A request for a commission of inquiry into the case of convicted paedophile Peter Ellis has been declined by the Government.
Ellis, a former worker at the Christchurch Civic Childcare Centre, was convicted and jailed on 16 counts of indecency in relation to seven children in 1993.
He was released from prison in 2000 after serving two-thirds of a 10-year sentence.
The request for a commission of inquiry was initiated by former National MPs Don Brash and Katherine Rich, along with author Lynley Hood, who wanted all aspects of the investigation and legal processes relating to the case re-investigated.
Justice Minister Simon Power declined the request today , saying Ellis had not exhausted all his appeal rights.

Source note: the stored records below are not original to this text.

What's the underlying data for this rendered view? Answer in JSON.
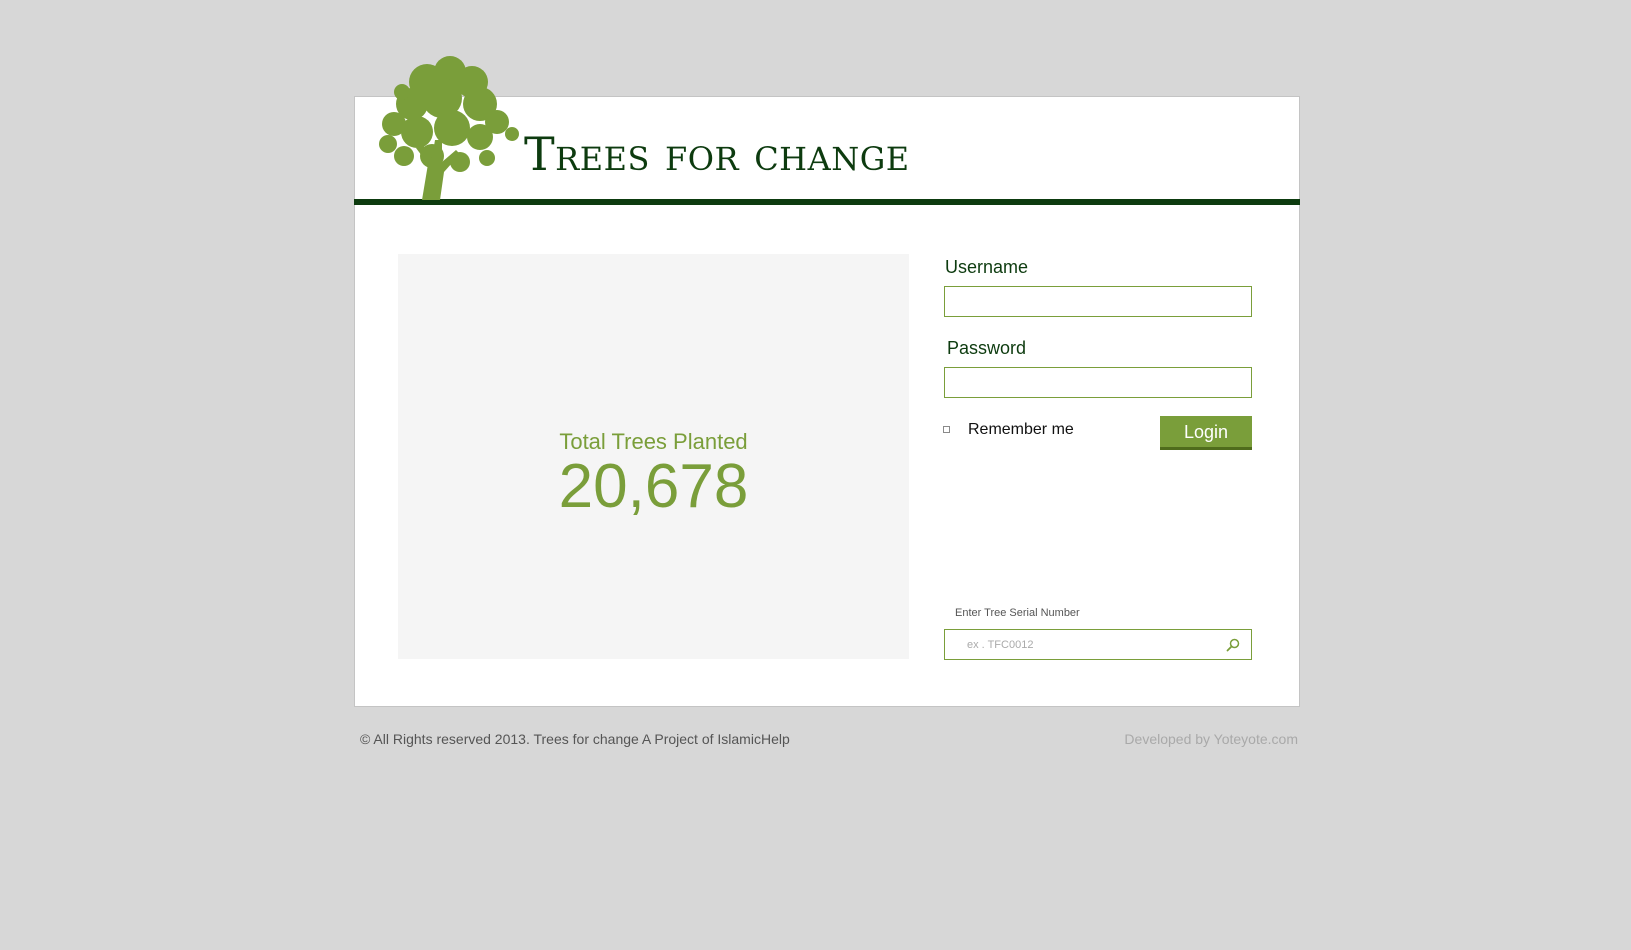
{
  "brand": {
    "title": "Trees for change",
    "logo_icon": "tree-icon"
  },
  "stats": {
    "label": "Total Trees Planted",
    "value": "20,678"
  },
  "login_form": {
    "username_label": "Username",
    "username_value": "",
    "password_label": "Password",
    "password_value": "",
    "remember_label": "Remember me",
    "remember_checked": false,
    "login_label": "Login"
  },
  "serial_search": {
    "label": "Enter Tree Serial Number",
    "placeholder": "ex . TFC0012",
    "icon": "search-icon"
  },
  "footer": {
    "copyright": "© All Rights reserved 2013. Trees for change A Project of IslamicHelp",
    "developer": "Developed by Yoteyote.com"
  },
  "colors": {
    "page_background": "#d7d7d7",
    "brand_dark_green": "#0d3b0f",
    "accent_green": "#7a9e3a",
    "panel_background": "#f5f5f5"
  }
}
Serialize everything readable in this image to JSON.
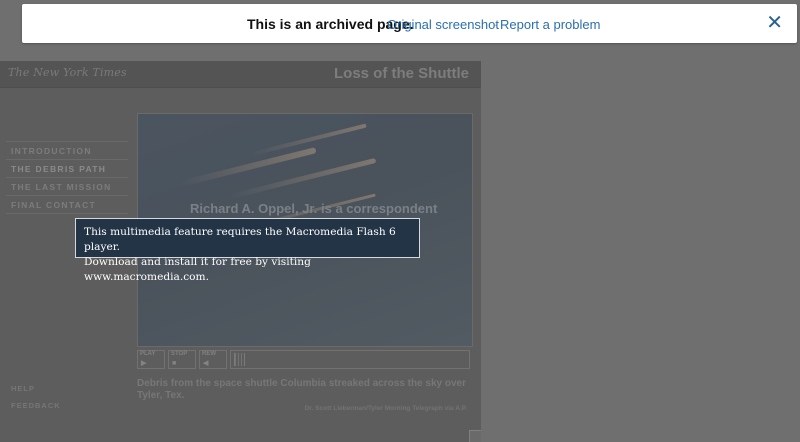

"After a careful and comprehensive examination of the case, and consultation with my Cabinet colleagues, I have concluded that Mr Ellis' outstanding right to seek leave to appeal to the Privy Council means the request for a commission of inquiry should be declined," Mr Power said.
The initiators of the request had asked for the commission to have the power to recommend a pardon for Ellis if it found there had been a miscarriage of justice.

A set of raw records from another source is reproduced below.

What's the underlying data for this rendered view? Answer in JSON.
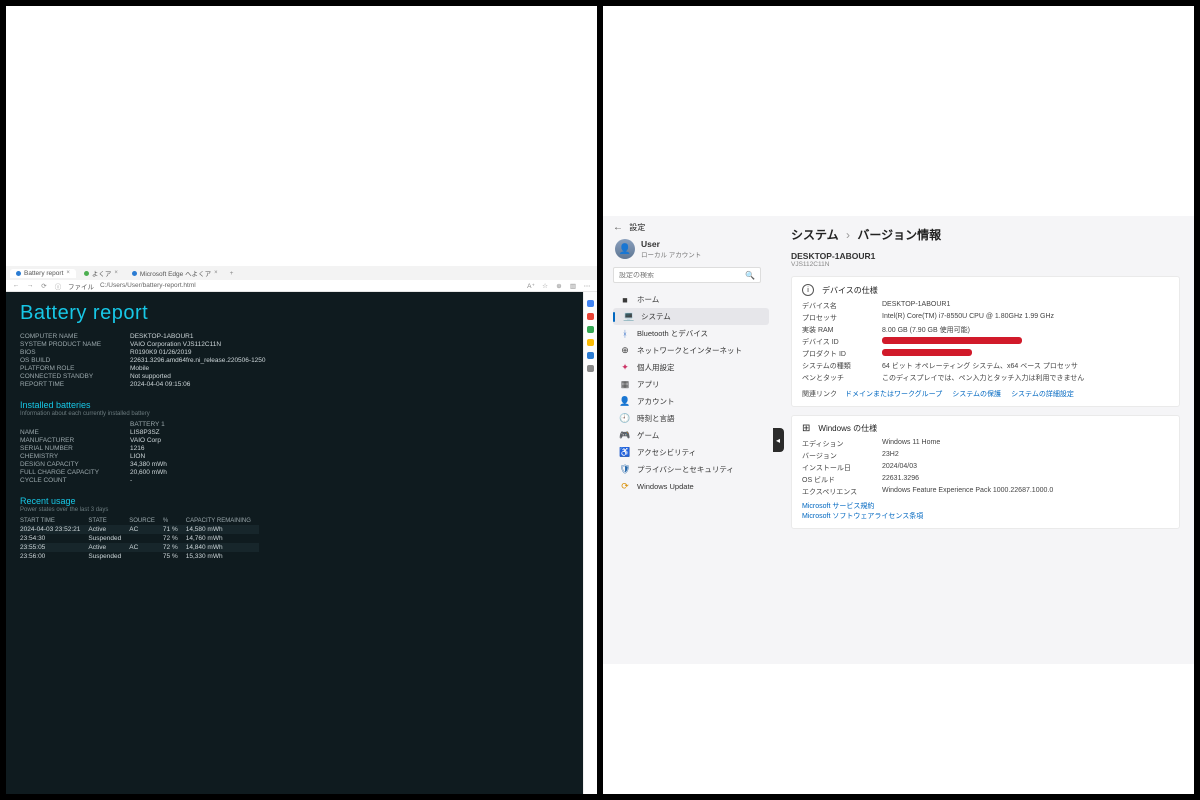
{
  "left": {
    "tabs": [
      {
        "label": "Battery report",
        "active": true
      },
      {
        "label": "よくア",
        "active": false
      },
      {
        "label": "Microsoft Edge へよくア",
        "active": false
      }
    ],
    "addr_prefix": "ファイル",
    "url": "C:/Users/User/battery-report.html",
    "title": "Battery report",
    "sys": [
      {
        "k": "COMPUTER NAME",
        "v": "DESKTOP-1ABOUR1"
      },
      {
        "k": "SYSTEM PRODUCT NAME",
        "v": "VAIO Corporation VJS112C11N"
      },
      {
        "k": "BIOS",
        "v": "R0190K9 01/26/2019"
      },
      {
        "k": "OS BUILD",
        "v": "22631.3296.amd64fre.ni_release.220506-1250"
      },
      {
        "k": "PLATFORM ROLE",
        "v": "Mobile"
      },
      {
        "k": "CONNECTED STANDBY",
        "v": "Not supported"
      },
      {
        "k": "REPORT TIME",
        "v": "2024-04-04 09:15:06"
      }
    ],
    "inst_title": "Installed batteries",
    "inst_sub": "Information about each currently installed battery",
    "batt_col": "BATTERY 1",
    "batt": [
      {
        "k": "NAME",
        "v": "LIS8P3SZ"
      },
      {
        "k": "MANUFACTURER",
        "v": "VAIO Corp"
      },
      {
        "k": "SERIAL NUMBER",
        "v": "1216"
      },
      {
        "k": "CHEMISTRY",
        "v": "LION"
      },
      {
        "k": "DESIGN CAPACITY",
        "v": "34,380 mWh"
      },
      {
        "k": "FULL CHARGE CAPACITY",
        "v": "20,600 mWh"
      },
      {
        "k": "CYCLE COUNT",
        "v": "-"
      }
    ],
    "recent_title": "Recent usage",
    "recent_sub": "Power states over the last 3 days",
    "recent_cols": [
      "START TIME",
      "STATE",
      "SOURCE",
      "%",
      "CAPACITY REMAINING"
    ],
    "recent": [
      {
        "t": "2024-04-03  23:52:21",
        "st": "Active",
        "src": "AC",
        "p": "71 %",
        "c": "14,580 mWh"
      },
      {
        "t": "23:54:30",
        "st": "Suspended",
        "src": "",
        "p": "72 %",
        "c": "14,760 mWh"
      },
      {
        "t": "23:55:05",
        "st": "Active",
        "src": "AC",
        "p": "72 %",
        "c": "14,840 mWh"
      },
      {
        "t": "23:56:00",
        "st": "Suspended",
        "src": "",
        "p": "75 %",
        "c": "15,330 mWh"
      }
    ]
  },
  "right": {
    "app_title": "設定",
    "user_name": "User",
    "user_sub": "ローカル アカウント",
    "search_ph": "設定の検索",
    "nav": [
      {
        "icon": "■",
        "cls": "ic-sys",
        "label": "ホーム"
      },
      {
        "icon": "💻",
        "cls": "ic-sys",
        "label": "システム",
        "sel": true
      },
      {
        "icon": "ᚼ",
        "cls": "ic-bt",
        "label": "Bluetooth とデバイス"
      },
      {
        "icon": "⊕",
        "cls": "ic-net",
        "label": "ネットワークとインターネット"
      },
      {
        "icon": "✦",
        "cls": "ic-pers",
        "label": "個人用設定"
      },
      {
        "icon": "▦",
        "cls": "ic-app",
        "label": "アプリ"
      },
      {
        "icon": "👤",
        "cls": "ic-acct",
        "label": "アカウント"
      },
      {
        "icon": "🕘",
        "cls": "ic-time",
        "label": "時刻と言語"
      },
      {
        "icon": "🎮",
        "cls": "ic-game",
        "label": "ゲーム"
      },
      {
        "icon": "♿",
        "cls": "ic-acc",
        "label": "アクセシビリティ"
      },
      {
        "icon": "🛡",
        "cls": "ic-priv",
        "label": "プライバシーとセキュリティ"
      },
      {
        "icon": "⟳",
        "cls": "ic-upd",
        "label": "Windows Update"
      }
    ],
    "crumb_sys": "システム",
    "crumb_sep": "›",
    "crumb_page": "バージョン情報",
    "dev_name": "DESKTOP-1ABOUR1",
    "dev_model": "VJS112C11N",
    "spec_title": "デバイスの仕様",
    "specs": [
      {
        "k": "デバイス名",
        "v": "DESKTOP-1ABOUR1"
      },
      {
        "k": "プロセッサ",
        "v": "Intel(R) Core(TM) i7-8550U CPU @ 1.80GHz   1.99 GHz"
      },
      {
        "k": "実装 RAM",
        "v": "8.00 GB (7.90 GB 使用可能)"
      },
      {
        "k": "デバイス ID",
        "v": "",
        "redact": 140
      },
      {
        "k": "プロダクト ID",
        "v": "",
        "redact": 90
      },
      {
        "k": "システムの種類",
        "v": "64 ビット オペレーティング システム、x64 ベース プロセッサ"
      },
      {
        "k": "ペンとタッチ",
        "v": "このディスプレイでは、ペン入力とタッチ入力は利用できません"
      }
    ],
    "links_label": "関連リンク",
    "links": [
      "ドメインまたはワークグループ",
      "システムの保護",
      "システムの詳細設定"
    ],
    "win_title": "Windows の仕様",
    "win": [
      {
        "k": "エディション",
        "v": "Windows 11 Home"
      },
      {
        "k": "バージョン",
        "v": "23H2"
      },
      {
        "k": "インストール日",
        "v": "2024/04/03"
      },
      {
        "k": "OS ビルド",
        "v": "22631.3296"
      },
      {
        "k": "エクスペリエンス",
        "v": "Windows Feature Experience Pack 1000.22687.1000.0"
      }
    ],
    "ms_links": [
      "Microsoft サービス規約",
      "Microsoft ソフトウェアライセンス条項"
    ]
  }
}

"Mr Ellis' outstanding appeal rights have a significant bearing on the suitability of an inquiry and its ability to achieve finality at this point in the case's history," Mr Power said.
He said the justice system was independent of the Government and it wouldn't be appropriate to accept the request.
"Other reasons for declining the request include that the Commissions of Inquiry Act is not well designed for an inquiry into the safety of particular criminal convictions, and there is a question about whether it is legally possible to order an inquiry into such convictions under this Act."
Ellis' lawyer, Judith Ablett-Kerr QC, has previously talked about filing an application for special leave to appeal to the Privy Council, but has not yet done so.
Hood has written a book pointing out alleged flaws in the police investigation and case involving Ellis.